Saturday, October 22, 2016

Energy saving issues with Lubuntu (and how to fix it with powertop)

I'm a big fan of Lubuntu (Light Ubuntu), the Ubuntu without all bloated software since, on average, it saves up to 1 or 1.5 Gigas or RAM when compared to standard Ubuntu will of the fancy (and useless) 3D effects.

Something that annoys me anyway is that the default setup in Lubuntu (I ignore if that's the case in Ubuntu) is quite energy-hungry.

I use a Dell XPS 13 laptop equiped with brand new hardware that "theoretically" must work in silence most of the time, but when I just boot up Lubuntu and a couple of apps (Firefox, Eclipse) the fan starts to run at max speed.

The easy (patch) solution is to run next command:

sudo powertop

then go to the "Tunables" tab, and switch all from "Bad" to "Good", except most probably for the USB keyboard and mouse and the wifi or ethernet. (For those really concerned with the integrity of their HD data, don't swith also al SATA related stuff).

Actually, activating the power saving for the PCI Intel Core processor Graphics Controller is usually "good enough" to make the fan settle down, but switching on all the others makes no harm and our computer will be happier with us (don't forget that sooner than later IA equiped macro-computers will punish those poor humans that through the years tortured their indefense CPUs, so it's better to get friends as soon as possible before it's too late).

Friday, December 4, 2015

Swift got it closer, but still fails

Continuing my religious and long war against null beings.

I just read about Swift improvements to avoid null pointers. In Swift a variable can not be assigned a null (nil in Swift nomenclature) unless it's declared optional. And this nil is actually an object of a defined type with a presence in memory, not a pointer to a forbidden memory address (0 in practice).

Still, while Apple's guys got closer to a solution, they didn't get the point.While the solution proposed by Swift fixed the Null pointer exception, it doesn't fix all the semantic inconsistencies of using Nulls. A nil object in Swift is still something empty of information, and so the "information lost" is still present.

The solution to fix the problem was much, much simpler and much, much more effective:


See more about it

Tuesday, June 30, 2015

Downloading youtube Videos with VLC (command line)

Ladies and gentlemen, we present you the fast and easy way to download Youtube videos using VLC and a shell script:

The script:

  # INPUT is the URL as seen in the browser
  # OUTPUT is any arbitrary file.
  vlc --intf dummy "${INPUT}" --sout=file/ts:${OUTPUT} vlc://quit
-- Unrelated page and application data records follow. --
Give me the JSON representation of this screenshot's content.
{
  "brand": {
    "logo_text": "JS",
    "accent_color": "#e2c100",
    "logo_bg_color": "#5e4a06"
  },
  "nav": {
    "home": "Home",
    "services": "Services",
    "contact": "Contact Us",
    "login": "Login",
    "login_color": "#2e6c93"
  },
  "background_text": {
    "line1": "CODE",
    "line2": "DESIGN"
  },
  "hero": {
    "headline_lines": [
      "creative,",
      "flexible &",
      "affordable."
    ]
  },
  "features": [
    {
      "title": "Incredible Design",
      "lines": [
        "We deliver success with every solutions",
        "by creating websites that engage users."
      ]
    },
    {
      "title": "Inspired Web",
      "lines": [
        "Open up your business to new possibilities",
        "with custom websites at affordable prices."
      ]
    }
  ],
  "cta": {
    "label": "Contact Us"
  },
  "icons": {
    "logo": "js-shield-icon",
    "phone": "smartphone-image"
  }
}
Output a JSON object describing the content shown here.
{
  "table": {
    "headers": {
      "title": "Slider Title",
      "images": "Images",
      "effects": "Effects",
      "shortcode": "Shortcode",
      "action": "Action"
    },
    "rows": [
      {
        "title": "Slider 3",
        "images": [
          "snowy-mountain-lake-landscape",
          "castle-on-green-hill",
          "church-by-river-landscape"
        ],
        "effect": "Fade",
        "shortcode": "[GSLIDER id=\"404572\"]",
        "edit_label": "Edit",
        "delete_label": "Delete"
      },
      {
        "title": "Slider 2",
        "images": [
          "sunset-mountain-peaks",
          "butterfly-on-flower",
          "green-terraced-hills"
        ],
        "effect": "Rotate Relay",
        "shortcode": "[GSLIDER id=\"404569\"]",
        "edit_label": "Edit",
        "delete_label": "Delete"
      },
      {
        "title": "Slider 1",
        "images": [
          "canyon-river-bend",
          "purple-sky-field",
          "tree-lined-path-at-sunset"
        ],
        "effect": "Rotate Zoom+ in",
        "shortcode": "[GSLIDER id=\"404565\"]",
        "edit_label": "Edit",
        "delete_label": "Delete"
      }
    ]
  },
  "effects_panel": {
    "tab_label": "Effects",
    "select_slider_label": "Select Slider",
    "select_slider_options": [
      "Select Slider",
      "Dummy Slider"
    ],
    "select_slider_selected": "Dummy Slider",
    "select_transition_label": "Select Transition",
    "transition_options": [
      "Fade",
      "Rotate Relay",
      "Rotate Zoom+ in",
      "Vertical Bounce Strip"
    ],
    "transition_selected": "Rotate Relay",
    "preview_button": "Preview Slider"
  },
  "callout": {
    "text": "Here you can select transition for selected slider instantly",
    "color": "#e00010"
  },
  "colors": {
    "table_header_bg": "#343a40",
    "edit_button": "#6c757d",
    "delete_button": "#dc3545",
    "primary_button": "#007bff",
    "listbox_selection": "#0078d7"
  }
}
A problem appears if there are many related videos to download (for example a 50 video tutorial).
 Using Firefox I just select them all on the "right column" (related videos), right-click to select "see source code selected" and then clean the html to let only the input URL and the video title. 

Then a few Vim macros is all that needed to convert them in a shell script.

World Domination is an step closer now!

Tuesday, January 20, 2015

Science is not Politics

“Let’s be clear: the work of science has nothing whatever to do with consensus. Consensus is the business of politics. Science, on the contrary, requires only one investigator who happens to be right, which means that he or she has results that are verifiable by reference to the real world. In science consensus is irrelevant. What is relevant is reproducible results.” – Michael Crichton

Looks unfortunate that most software developers have forgot this point.
Many modern programming languages just try to reach a consensus instead of doing things right. Let's observe how Javascript, the most widely used language today still keeps "null" and "nondefined" types around even if science says they must be dropped (backward compatibility is just an excuse, not a reason).

(Edit 2015/02/13: ECMAScript 5 Strict Mode will throw a ReferenceError when trying to evaluate a non-existing variable). 

Thursday, December 11, 2014

Is that good or bad?

This is the type of achievement to hide in a CV :(

Edit (2015-01-05): New hit on Stackoverflow!